i thought maybe she should have killed off ron or a few more central characters. anyway now looking forward to iain banks' latest (while re-reading the bridge)

TimT said...

By gar, it's a good old Sydney-Melbourne conspiracy. It's been a while!

FantasyWriter said...

I can't stand Pullman, comes across to me as far too pretentious, second only to Isabel Allende in this regard - I mean in her books for the young. For sheer fun I'll take Eoin Colfer's Artemis Fowl over Pullman any day. For exquisite writing it's hard to beat David Almond's Skellig.

Alison Croggon said...

I am a HUGE David Almond fan: he's an exquisite writer by any standard. Though I think my favourite book of his might be Heaven Eyes. Or maybe his short stories. Hard to pick...

Actually, he's written a completely beautiful play for young people, called Wild Boy/Wild Girl. Do you know it?

Casey B said...

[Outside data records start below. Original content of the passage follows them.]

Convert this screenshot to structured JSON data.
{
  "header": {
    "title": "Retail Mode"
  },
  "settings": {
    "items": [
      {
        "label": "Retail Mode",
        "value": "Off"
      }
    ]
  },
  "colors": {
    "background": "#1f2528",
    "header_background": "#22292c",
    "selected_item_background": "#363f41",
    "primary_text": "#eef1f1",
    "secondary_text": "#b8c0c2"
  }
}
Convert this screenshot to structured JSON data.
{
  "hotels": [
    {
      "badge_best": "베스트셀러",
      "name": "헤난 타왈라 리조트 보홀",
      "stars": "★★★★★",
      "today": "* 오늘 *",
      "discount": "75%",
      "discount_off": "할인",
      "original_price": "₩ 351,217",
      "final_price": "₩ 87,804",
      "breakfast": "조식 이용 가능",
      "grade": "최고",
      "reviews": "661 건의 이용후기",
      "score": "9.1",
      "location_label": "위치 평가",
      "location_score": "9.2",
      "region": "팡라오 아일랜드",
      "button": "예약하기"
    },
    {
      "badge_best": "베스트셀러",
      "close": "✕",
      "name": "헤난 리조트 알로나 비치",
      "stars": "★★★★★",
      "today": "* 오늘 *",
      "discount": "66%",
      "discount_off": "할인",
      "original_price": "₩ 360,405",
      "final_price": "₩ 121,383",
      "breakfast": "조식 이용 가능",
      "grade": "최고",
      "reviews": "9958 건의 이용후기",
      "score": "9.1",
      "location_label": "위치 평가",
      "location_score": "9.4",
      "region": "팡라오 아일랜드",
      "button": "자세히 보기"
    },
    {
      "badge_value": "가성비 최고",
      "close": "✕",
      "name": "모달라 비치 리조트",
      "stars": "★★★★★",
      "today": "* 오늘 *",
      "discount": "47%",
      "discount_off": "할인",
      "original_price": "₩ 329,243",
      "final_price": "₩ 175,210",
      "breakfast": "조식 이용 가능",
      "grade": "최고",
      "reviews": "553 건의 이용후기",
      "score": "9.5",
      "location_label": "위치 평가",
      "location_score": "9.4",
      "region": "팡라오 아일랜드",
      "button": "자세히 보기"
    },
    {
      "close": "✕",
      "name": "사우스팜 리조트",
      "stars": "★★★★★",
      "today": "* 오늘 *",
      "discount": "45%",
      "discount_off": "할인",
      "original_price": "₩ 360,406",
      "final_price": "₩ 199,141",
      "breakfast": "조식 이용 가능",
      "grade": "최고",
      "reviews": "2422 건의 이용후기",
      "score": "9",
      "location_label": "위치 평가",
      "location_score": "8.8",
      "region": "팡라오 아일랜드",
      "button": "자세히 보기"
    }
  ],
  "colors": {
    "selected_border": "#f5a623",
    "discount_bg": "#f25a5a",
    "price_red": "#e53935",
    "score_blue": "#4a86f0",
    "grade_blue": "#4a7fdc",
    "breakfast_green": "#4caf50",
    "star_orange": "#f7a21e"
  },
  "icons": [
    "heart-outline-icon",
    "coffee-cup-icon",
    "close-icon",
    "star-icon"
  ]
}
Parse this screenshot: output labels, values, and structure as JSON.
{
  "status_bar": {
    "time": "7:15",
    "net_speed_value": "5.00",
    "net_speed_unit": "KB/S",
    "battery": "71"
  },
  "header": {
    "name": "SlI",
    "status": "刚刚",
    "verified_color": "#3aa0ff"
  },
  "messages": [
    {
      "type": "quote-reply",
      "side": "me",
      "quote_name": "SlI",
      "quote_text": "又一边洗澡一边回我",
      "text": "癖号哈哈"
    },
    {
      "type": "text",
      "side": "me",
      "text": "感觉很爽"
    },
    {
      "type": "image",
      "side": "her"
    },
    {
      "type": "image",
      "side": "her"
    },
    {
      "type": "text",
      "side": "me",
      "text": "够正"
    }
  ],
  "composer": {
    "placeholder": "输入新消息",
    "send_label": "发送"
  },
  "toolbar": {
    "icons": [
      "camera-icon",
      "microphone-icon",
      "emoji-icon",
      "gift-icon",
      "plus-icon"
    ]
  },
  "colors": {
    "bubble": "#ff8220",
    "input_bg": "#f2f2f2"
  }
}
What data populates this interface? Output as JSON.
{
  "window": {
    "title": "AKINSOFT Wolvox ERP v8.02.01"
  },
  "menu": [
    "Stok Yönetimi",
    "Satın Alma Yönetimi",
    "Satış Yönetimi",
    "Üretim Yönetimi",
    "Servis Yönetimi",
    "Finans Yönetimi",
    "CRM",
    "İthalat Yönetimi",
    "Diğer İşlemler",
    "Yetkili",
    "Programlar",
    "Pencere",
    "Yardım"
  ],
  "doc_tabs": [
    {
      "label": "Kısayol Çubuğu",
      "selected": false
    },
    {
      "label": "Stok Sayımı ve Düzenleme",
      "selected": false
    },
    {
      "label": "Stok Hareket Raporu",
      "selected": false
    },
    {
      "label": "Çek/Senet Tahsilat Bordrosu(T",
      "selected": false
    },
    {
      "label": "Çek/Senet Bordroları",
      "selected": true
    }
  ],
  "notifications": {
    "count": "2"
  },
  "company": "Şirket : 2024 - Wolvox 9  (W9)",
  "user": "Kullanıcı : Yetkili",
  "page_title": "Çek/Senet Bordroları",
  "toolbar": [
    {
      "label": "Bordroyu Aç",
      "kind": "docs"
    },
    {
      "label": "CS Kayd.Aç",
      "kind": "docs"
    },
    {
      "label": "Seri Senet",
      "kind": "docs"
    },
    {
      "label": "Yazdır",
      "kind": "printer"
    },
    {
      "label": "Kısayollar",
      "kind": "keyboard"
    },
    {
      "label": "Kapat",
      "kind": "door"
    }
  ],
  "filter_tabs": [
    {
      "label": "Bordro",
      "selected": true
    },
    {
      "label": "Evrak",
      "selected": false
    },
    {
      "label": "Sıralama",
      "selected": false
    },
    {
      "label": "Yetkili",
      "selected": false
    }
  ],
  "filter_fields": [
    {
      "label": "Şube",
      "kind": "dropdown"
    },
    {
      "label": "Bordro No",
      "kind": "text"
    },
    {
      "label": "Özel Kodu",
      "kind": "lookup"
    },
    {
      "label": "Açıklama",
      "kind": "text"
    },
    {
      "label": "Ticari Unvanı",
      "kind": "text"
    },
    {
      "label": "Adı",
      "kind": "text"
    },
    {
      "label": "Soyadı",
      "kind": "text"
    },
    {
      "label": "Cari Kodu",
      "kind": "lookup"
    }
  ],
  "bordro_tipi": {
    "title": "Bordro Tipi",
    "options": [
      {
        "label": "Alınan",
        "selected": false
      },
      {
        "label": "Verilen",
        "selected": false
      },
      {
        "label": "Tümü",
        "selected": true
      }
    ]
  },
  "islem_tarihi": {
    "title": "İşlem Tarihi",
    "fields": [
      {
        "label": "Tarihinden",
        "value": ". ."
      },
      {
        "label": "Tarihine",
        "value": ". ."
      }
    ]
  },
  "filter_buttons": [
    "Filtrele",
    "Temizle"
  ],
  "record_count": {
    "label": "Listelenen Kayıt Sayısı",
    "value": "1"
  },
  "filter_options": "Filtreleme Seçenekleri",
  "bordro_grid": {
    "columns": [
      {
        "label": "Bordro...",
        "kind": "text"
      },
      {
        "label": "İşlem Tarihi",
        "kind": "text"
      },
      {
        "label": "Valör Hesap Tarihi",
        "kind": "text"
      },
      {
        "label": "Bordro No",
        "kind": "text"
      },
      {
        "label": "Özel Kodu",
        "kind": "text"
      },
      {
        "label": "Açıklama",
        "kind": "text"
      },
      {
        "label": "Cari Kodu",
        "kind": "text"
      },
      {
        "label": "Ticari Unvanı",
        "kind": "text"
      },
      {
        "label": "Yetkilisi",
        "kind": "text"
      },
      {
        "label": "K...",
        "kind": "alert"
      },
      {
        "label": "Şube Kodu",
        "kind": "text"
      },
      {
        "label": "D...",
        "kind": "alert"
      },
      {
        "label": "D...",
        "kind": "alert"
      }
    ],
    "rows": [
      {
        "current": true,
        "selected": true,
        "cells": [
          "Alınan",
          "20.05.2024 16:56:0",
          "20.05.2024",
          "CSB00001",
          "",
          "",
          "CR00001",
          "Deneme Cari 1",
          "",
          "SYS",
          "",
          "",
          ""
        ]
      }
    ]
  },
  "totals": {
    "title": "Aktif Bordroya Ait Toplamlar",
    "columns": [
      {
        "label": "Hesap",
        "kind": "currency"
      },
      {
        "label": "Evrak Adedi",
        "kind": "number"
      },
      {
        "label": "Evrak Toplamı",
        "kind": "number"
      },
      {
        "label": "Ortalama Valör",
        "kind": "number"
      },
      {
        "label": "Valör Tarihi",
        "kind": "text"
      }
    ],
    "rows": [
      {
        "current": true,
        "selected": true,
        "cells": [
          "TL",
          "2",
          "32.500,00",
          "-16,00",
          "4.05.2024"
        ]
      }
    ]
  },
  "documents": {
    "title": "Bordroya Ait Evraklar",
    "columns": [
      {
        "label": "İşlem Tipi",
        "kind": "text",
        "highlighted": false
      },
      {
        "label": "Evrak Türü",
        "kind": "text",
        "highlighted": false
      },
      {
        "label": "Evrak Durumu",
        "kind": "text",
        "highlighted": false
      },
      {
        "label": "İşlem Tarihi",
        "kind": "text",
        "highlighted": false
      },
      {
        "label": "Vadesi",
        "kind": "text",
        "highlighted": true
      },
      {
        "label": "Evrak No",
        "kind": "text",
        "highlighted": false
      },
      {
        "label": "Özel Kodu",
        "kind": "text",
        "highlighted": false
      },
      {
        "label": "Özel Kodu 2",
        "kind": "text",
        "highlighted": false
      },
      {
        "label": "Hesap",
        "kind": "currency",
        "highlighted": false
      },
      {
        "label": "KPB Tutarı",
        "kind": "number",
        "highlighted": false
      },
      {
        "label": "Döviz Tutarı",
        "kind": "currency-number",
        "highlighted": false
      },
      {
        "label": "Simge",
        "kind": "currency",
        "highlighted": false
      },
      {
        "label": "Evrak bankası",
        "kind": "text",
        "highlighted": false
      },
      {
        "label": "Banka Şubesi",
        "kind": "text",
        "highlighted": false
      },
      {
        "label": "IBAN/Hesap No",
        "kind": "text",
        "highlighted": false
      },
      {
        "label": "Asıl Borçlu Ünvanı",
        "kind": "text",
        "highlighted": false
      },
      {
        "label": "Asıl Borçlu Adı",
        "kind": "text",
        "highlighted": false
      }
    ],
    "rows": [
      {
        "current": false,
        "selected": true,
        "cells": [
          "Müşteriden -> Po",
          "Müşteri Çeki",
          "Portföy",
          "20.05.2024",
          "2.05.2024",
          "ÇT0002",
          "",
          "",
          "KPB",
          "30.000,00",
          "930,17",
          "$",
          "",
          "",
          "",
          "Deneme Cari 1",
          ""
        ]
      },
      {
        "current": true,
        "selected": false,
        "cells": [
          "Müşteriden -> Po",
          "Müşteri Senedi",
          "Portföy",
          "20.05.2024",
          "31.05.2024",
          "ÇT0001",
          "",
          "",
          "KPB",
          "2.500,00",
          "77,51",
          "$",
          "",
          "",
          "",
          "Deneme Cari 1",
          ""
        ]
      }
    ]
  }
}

Re. the Melbourne-Sydney divide: of course it's hard to handicap a national event with so much space between the cities, but yes, it seems that by and large if something from outside Sydney doesn't tour to Sydney then it doesn't have much chance. And when criticisms of this are met with "hey, don't pick on Sydney just because it's got the best theatre", then, as Alison said, those folks need to get out a bit more. There's healthy parochialism and then there's blinkers.

Not that I'm complaining about the Helpmanns this year! I thought the judges exhibited remarkable taste! :-)

FantasyWriter said...

Afraid I haven't read Wild Boy/Wild Girl or the short stories but I'll look for them now. I do have all his novels, I'm a big fan too!